Work required:
Within the material below, filter for lines that hold the word "class".

Data supplied:
◆ ◆ ◆ ◆

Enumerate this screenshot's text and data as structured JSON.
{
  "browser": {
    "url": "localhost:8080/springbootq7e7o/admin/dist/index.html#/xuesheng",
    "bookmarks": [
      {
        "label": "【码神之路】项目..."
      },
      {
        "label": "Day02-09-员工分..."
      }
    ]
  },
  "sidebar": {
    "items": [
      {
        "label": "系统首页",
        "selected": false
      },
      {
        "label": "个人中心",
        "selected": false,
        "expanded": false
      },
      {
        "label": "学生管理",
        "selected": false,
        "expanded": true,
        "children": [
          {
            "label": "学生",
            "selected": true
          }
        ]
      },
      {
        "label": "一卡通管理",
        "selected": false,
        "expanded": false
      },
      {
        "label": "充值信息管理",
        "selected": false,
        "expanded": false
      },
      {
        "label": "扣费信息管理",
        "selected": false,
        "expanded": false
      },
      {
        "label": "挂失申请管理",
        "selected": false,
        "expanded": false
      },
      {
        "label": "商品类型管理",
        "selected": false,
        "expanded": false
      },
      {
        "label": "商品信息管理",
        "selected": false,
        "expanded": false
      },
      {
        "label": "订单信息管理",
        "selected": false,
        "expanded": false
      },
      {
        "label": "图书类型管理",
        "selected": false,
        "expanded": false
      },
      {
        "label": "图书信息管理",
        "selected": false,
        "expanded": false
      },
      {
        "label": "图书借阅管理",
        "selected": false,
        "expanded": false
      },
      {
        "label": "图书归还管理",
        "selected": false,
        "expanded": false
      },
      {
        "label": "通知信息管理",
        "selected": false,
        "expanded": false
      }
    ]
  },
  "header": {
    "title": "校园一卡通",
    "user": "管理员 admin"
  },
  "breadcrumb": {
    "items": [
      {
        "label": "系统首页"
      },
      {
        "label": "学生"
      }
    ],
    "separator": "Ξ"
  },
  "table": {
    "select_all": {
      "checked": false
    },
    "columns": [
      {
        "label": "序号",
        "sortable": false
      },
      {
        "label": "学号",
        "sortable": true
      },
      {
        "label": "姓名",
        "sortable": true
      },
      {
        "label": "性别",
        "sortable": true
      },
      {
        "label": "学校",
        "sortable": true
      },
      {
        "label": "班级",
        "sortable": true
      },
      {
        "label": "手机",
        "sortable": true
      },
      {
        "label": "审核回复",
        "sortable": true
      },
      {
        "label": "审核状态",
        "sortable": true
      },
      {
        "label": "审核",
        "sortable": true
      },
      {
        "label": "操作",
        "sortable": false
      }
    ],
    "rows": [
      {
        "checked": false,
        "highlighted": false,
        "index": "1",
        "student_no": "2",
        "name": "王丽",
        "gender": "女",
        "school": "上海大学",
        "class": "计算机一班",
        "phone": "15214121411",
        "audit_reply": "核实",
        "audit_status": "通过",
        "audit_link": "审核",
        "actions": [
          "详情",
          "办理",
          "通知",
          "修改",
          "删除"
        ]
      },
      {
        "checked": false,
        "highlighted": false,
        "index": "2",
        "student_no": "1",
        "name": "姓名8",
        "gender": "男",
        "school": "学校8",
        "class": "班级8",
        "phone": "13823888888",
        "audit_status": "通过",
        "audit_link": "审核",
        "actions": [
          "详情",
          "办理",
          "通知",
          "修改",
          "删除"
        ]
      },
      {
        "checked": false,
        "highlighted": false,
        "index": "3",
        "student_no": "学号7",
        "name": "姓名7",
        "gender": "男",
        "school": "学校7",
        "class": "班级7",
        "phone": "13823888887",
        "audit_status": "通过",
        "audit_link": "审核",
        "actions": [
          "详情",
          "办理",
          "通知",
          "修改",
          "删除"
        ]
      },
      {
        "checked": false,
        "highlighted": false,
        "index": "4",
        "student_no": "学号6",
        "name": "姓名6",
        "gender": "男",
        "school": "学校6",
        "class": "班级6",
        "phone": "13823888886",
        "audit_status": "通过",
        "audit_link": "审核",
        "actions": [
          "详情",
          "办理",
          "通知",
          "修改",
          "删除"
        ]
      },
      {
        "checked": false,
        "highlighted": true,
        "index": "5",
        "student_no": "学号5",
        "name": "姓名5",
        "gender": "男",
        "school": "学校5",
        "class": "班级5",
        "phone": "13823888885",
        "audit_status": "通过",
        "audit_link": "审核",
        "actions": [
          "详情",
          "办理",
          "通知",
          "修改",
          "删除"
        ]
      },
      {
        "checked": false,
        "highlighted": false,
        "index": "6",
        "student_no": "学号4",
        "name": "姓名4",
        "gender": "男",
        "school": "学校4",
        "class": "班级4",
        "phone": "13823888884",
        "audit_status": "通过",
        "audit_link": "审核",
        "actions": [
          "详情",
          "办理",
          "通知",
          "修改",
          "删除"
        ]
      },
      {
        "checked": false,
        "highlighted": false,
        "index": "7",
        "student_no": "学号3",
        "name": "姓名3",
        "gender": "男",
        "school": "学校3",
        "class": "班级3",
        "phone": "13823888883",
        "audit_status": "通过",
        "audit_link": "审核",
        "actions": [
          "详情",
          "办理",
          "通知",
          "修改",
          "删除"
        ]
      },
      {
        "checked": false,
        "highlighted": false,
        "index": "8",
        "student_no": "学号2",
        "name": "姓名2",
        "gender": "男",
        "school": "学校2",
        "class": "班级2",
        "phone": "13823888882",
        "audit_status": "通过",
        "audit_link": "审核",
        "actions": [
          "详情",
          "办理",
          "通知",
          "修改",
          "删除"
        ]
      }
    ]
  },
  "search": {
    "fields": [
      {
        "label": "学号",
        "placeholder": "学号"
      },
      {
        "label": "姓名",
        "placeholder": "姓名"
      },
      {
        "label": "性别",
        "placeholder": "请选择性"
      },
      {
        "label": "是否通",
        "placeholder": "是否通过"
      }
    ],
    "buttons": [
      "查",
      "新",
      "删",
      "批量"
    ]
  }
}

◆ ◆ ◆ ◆

Task solution:
        "class": "计算机一班",
        "class": "班级8",
        "class": "班级7",
        "class": "班级6",
        "class": "班级5",
        "class": "班级4",
        "class": "班级3",
        "class": "班级2",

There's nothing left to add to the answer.